1720 ENGLISH POETRY 1579-1830: SPENSER AND THE TRADITION

Bp. Francis Atterbury

Giles Jacob, in Historical Account of the Lives and Writings of our most considerable English Poets (1720) 2-3.



This excellent Prelate, is the Son of the Reverend Dr. ATTERBURY, late Rector of Milton, near Newport-Pagnel in Buckinghamshire. He was bred at Westminster-School, and from thence elected (with the fairest Promises of the Great Man he has since made) to Christ-Church College in Oxford, where he accomplish'd himself in the most Polite Literature, and gain'd the greatest Reputation as an Orator and Divine. He was very much Courted and Admir'd by the politest Persons of the University on Account of his uncommon Abilities. His first Preferments were those of Lecturer of St. Brides, and Chaplain to the Rolls; then Canon Residentiary of Exeter, and Arch-Deacon of Torness: After this he was Dean of Carlisle, and preferr'd to the Deanery of Christ-Church, in Oxford; and in the Year 1713, he was made Dean of Westminster, and Bishop of Rochester.

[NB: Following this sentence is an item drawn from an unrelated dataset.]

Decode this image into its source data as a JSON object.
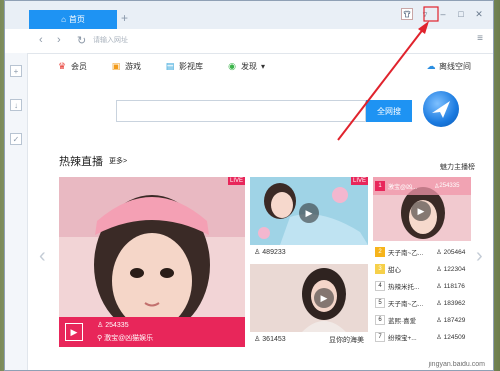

In his younger Years, before he had any Dignity confer'd on him in the Church, he wrote several fine Pieces of Latin Poetry, amongst which, his elegant Translation of Mr. DRYDEN'S Absolom and Achitophel is deservedly celebrated.

Amongst his English Performances, the following Epigram on a Lady's Fan, is worthy of the highest esteem.

Flavia the least and slightest Toy
Can with resistless Art employ:
This Fan, in meaner Hands would prove
An Engine of small Force in Love;
Yet she with graceful Air and Mien,
Not to be told, or safely seen,
Directs its wanton Motion so,
That it Wounds more than Cupid's Bow;
Gives Coolness to the Matchless Dame,
To ev'ry other Breast a Flame.